Arctic temps are back in Blo this week while I opened A Midsummer Nights Dream this weekend. A collaboration between Irish Classical Theatre and the Buffalo Philharmonic Orchestra. Shakespeare and Mendelssohn. A lovely combination all around.
Photos coming soon to my portfolio pages. General updates to my recent productions are on the to-do list.
It must be time for Baba Yaga. Where else could you find a world of magical woodland creatures dancing with goblins and the undead? The Halloween folk tale opens tonight at Shea’s. A theatre filled with its own magical Art Deco architecture. Watch out for goblins.
It was the first real snow of the season, and it just perfectly set the mood for the first public performance of Neglia Ballet’s Nutcracker this past Saturday evening. In conjunction with the Buffalo Philharmonic Orchestra and Shea’s Performing Arts Center, year four of this annual event was a sparkle covered whirlwind of giant presents, giant staircases, giant snow trees, giant cupcakes, and giant cotton candy. I am the Lighting Designer for Act 1 and the Associate Set Designer. My friend and colleague, Lynne, is the Set Designer and Lighting Designer for Act 2. The long hours, yet still truncated tech time, are worth every minute for the look on my niece’s face when the Christmas Tree grows to 24’0 high onstage or when the battle scene in a Victorian ballroom has transformed into a land of Snow mountains and dancing snowflakes before her very eyes. It is a magical performance.

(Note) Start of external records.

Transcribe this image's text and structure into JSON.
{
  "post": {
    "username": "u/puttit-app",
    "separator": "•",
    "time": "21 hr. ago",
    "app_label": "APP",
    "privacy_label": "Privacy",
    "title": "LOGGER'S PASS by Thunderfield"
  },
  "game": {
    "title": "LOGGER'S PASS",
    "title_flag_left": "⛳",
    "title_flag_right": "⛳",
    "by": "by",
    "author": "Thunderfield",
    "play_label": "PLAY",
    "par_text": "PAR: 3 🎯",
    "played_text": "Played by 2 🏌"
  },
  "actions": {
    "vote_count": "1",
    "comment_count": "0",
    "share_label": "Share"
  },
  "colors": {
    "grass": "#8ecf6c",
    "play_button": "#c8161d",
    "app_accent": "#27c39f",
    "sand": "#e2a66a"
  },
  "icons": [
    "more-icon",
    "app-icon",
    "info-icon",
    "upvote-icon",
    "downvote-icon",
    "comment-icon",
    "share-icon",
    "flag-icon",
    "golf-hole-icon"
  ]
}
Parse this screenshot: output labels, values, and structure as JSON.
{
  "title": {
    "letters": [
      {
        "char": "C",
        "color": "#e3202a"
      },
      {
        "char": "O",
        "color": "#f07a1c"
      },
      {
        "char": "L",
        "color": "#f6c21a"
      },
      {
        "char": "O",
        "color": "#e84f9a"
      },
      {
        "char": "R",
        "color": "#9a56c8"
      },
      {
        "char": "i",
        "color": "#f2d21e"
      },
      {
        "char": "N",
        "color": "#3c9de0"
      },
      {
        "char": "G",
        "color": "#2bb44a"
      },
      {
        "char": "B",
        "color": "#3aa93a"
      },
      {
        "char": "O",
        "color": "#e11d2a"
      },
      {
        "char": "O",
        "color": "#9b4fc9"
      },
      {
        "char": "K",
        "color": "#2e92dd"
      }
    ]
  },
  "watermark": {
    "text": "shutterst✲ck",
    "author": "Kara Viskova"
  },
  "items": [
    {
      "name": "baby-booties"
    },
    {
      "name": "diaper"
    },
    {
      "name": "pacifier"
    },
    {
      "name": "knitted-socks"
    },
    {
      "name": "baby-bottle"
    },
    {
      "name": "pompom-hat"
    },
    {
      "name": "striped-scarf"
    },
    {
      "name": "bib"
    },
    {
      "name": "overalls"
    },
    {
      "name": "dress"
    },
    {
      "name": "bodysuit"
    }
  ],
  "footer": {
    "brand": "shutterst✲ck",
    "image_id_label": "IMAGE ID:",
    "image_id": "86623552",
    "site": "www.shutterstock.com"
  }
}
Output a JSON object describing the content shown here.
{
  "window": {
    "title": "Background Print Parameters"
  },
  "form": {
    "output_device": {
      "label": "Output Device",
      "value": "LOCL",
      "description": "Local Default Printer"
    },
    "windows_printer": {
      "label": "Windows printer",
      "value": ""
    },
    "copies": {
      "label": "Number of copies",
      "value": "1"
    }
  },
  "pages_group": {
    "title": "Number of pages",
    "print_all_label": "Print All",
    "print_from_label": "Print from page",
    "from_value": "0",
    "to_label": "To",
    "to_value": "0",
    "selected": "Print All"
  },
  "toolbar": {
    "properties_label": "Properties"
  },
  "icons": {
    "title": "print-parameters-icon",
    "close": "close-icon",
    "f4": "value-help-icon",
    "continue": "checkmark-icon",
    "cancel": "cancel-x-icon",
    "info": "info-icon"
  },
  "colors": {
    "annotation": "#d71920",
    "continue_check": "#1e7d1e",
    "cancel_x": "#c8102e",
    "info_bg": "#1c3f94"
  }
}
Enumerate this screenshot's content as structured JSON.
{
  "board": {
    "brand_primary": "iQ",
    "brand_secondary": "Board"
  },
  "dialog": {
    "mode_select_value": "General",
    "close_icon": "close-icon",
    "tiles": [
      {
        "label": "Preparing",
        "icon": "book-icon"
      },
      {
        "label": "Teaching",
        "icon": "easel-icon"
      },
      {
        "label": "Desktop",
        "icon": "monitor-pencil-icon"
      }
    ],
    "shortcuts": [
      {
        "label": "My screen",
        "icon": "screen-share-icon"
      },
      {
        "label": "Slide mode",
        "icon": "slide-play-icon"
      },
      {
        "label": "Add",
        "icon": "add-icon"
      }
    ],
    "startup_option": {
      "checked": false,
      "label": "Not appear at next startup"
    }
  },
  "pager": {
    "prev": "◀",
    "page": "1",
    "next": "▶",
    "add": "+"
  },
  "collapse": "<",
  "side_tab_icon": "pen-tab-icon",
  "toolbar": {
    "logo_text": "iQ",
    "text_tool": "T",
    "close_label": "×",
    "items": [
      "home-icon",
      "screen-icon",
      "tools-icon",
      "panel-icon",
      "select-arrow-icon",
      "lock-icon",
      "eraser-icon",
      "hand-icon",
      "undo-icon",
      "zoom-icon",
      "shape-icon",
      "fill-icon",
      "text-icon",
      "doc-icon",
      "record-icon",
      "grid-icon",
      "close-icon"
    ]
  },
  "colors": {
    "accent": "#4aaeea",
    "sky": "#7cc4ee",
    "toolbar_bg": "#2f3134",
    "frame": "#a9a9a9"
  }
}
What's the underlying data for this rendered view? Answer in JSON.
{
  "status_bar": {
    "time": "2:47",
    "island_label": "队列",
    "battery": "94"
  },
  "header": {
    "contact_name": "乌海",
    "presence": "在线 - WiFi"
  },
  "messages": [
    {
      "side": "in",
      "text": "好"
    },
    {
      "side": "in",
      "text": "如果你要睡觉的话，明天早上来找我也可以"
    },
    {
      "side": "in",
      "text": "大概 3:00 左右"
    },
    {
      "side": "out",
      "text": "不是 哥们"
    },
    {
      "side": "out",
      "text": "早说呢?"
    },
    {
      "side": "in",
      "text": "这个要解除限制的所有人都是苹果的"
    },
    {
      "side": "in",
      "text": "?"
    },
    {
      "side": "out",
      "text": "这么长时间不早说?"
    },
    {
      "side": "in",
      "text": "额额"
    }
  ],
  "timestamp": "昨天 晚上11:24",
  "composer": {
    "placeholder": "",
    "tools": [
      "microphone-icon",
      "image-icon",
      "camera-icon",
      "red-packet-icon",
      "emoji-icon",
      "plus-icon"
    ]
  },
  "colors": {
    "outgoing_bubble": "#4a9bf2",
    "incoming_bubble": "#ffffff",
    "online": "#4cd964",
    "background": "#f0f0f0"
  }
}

In addition to the two public performances, this year Neglia was able to sponsor a “children’s show” on Wednesday morning when almost 3000 Buffalo city school students were able to see Nutcracker, probably for the first time, on the grand Shea’s stage. A theatre full of wide eyed and imaginative young minds that react honestly and earnestly to every scene change and surprise is enough to put anyone in the Christmas spirit. Visions of sugar plums dancing in my head.
I have been thinking a lot lately about a quote from Linda Essig: “Your life outside the theatre is more important than your life inside the theatre.” I have taken that as a reminder to always enjoy every experience to its fullest extent. I love the work I do inside the theatre. Yes, it’s an art and a form of self-expression, and it’s amazingly self-satisfying to share my art with an audience, but it is work. It should not consume you or define you, but be a part of you. In an attempt to practice what I preach, I am sharing a photo from my evening on Sodus Bay where I was celebrating a dear friend and soaking up every bit of inspiration this view had to offer.